## Task brief:
Write out the listing in full, matching it word for word.

== Material provided

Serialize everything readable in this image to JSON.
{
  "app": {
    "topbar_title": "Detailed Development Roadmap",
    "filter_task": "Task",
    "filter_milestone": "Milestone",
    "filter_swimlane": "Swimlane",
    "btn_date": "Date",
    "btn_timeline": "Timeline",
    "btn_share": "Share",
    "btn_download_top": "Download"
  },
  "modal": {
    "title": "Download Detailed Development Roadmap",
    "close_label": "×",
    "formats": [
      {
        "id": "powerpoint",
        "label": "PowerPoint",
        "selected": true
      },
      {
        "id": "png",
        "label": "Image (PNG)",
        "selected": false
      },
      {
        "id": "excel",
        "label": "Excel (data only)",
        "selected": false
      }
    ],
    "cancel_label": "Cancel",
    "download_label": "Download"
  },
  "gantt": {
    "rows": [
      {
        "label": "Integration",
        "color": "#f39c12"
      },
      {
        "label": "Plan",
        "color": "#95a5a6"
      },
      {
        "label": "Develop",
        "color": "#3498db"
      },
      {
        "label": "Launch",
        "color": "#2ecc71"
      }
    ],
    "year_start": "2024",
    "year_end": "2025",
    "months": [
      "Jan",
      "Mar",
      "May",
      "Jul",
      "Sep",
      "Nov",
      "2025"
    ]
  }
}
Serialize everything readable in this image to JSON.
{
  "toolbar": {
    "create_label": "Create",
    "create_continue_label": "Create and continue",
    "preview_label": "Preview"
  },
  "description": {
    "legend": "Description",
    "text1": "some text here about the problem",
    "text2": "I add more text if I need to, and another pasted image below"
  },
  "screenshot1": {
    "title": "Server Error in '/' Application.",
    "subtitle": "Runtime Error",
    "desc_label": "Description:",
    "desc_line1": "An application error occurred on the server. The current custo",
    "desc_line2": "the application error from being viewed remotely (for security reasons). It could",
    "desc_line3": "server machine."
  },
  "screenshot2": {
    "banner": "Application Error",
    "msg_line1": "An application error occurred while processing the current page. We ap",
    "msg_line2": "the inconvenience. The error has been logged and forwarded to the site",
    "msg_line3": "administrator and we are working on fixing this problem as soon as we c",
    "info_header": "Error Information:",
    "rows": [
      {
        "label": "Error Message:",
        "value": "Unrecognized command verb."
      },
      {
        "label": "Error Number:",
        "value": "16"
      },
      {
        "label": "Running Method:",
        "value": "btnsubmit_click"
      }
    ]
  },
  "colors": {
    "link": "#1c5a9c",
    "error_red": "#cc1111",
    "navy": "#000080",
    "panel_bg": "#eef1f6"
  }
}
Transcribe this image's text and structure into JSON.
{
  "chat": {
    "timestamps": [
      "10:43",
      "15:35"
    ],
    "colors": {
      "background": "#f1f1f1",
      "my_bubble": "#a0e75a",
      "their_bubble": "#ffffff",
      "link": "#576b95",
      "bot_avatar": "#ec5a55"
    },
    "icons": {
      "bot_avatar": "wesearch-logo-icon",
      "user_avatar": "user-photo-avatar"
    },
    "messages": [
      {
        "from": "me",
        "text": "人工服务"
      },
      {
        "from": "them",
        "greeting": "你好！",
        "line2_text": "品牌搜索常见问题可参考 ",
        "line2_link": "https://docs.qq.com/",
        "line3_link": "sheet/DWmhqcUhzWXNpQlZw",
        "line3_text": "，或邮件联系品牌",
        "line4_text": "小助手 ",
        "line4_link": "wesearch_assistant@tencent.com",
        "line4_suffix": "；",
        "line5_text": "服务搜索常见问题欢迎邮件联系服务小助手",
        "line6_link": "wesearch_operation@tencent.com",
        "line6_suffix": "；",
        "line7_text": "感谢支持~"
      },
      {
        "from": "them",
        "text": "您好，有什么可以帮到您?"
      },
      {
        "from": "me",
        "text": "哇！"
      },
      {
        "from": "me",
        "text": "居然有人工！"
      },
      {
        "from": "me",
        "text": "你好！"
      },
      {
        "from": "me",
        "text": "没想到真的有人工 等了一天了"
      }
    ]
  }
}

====

## Solution below:
Serialize everything readable in this image to JSON.
{
  "app": {
    "topbar_title": "Detailed Development Roadmap",
    "filter_task": "Task",
    "filter_milestone": "Milestone",
    "filter_swimlane": "Swimlane",
    "btn_date": "Date",
    "btn_timeline": "Timeline",
    "btn_share": "Share",
    "btn_download_top": "Download"
  },
  "modal": {
    "title": "Download Detailed Development Roadmap",
    "close_label": "×",
    "formats": [
      {
        "id": "powerpoint",
        "label": "PowerPoint",
        "selected": true
      },
      {
        "id": "png",
        "label": "Image (PNG)",
        "selected": false
      },
      {
        "id": "excel",
        "label": "Excel (data only)",
        "selected": false
      }
    ],
    "cancel_label": "Cancel",
    "download_label": "Download"
  },
  "gantt": {
    "rows": [
      {
        "label": "Integration",
        "color": "#f39c12"
      },
      {
        "label": "Plan",
        "color": "#95a5a6"
      },
      {
        "label": "Develop",
        "color": "#3498db"
      },
      {
        "label": "Launch",
        "color": "#2ecc71"
      }
    ],
    "year_start": "2024",
    "year_end": "2025",
    "months": [
      "Jan",
      "Mar",
      "May",
      "Jul",
      "Sep",
      "Nov",
      "2025"
    ]
  }
}
Serialize everything readable in this image to JSON.
{
  "toolbar": {
    "create_label": "Create",
    "create_continue_label": "Create and continue",
    "preview_label": "Preview"
  },
  "description": {
    "legend": "Description",
    "text1": "some text here about the problem",
    "text2": "I add more text if I need to, and another pasted image below"
  },
  "screenshot1": {
    "title": "Server Error in '/' Application.",
    "subtitle": "Runtime Error",
    "desc_label": "Description:",
    "desc_line1": "An application error occurred on the server. The current custo",
    "desc_line2": "the application error from being viewed remotely (for security reasons). It could",
    "desc_line3": "server machine."
  },
  "screenshot2": {
    "banner": "Application Error",
    "msg_line1": "An application error occurred while processing the current page. We ap",
    "msg_line2": "the inconvenience. The error has been logged and forwarded to the site",
    "msg_line3": "administrator and we are working on fixing this problem as soon as we c",
    "info_header": "Error Information:",
    "rows": [
      {
        "label": "Error Message:",
        "value": "Unrecognized command verb."
      },
      {
        "label": "Error Number:",
        "value": "16"
      },
      {
        "label": "Running Method:",
        "value": "btnsubmit_click"
      }
    ]
  },
  "colors": {
    "link": "#1c5a9c",
    "error_red": "#cc1111",
    "navy": "#000080",
    "panel_bg": "#eef1f6"
  }
}
Transcribe this image's text and structure into JSON.
{
  "chat": {
    "timestamps": [
      "10:43",
      "15:35"
    ],
    "colors": {
      "background": "#f1f1f1",
      "my_bubble": "#a0e75a",
      "their_bubble": "#ffffff",
      "link": "#576b95",
      "bot_avatar": "#ec5a55"
    },
    "icons": {
      "bot_avatar": "wesearch-logo-icon",
      "user_avatar": "user-photo-avatar"
    },
    "messages": [
      {
        "from": "me",
        "text": "人工服务"
      },
      {
        "from": "them",
        "greeting": "你好！",
        "line2_text": "品牌搜索常见问题可参考 ",
        "line2_link": "https://docs.qq.com/",
        "line3_link": "sheet/DWmhqcUhzWXNpQlZw",
        "line3_text": "，或邮件联系品牌",
        "line4_text": "小助手 ",
        "line4_link": "wesearch_assistant@tencent.com",
        "line4_suffix": "；",
        "line5_text": "服务搜索常见问题欢迎邮件联系服务小助手",
        "line6_link": "wesearch_operation@tencent.com",
        "line6_suffix": "；",
        "line7_text": "感谢支持~"
      },
      {
        "from": "them",
        "text": "您好，有什么可以帮到您?"
      },
      {
        "from": "me",
        "text": "哇！"
      },
      {
        "from": "me",
        "text": "居然有人工！"
      },
      {
        "from": "me",
        "text": "你好！"
      },
      {
        "from": "me",
        "text": "没想到真的有人工 等了一天了"
      }
    ]
  }
}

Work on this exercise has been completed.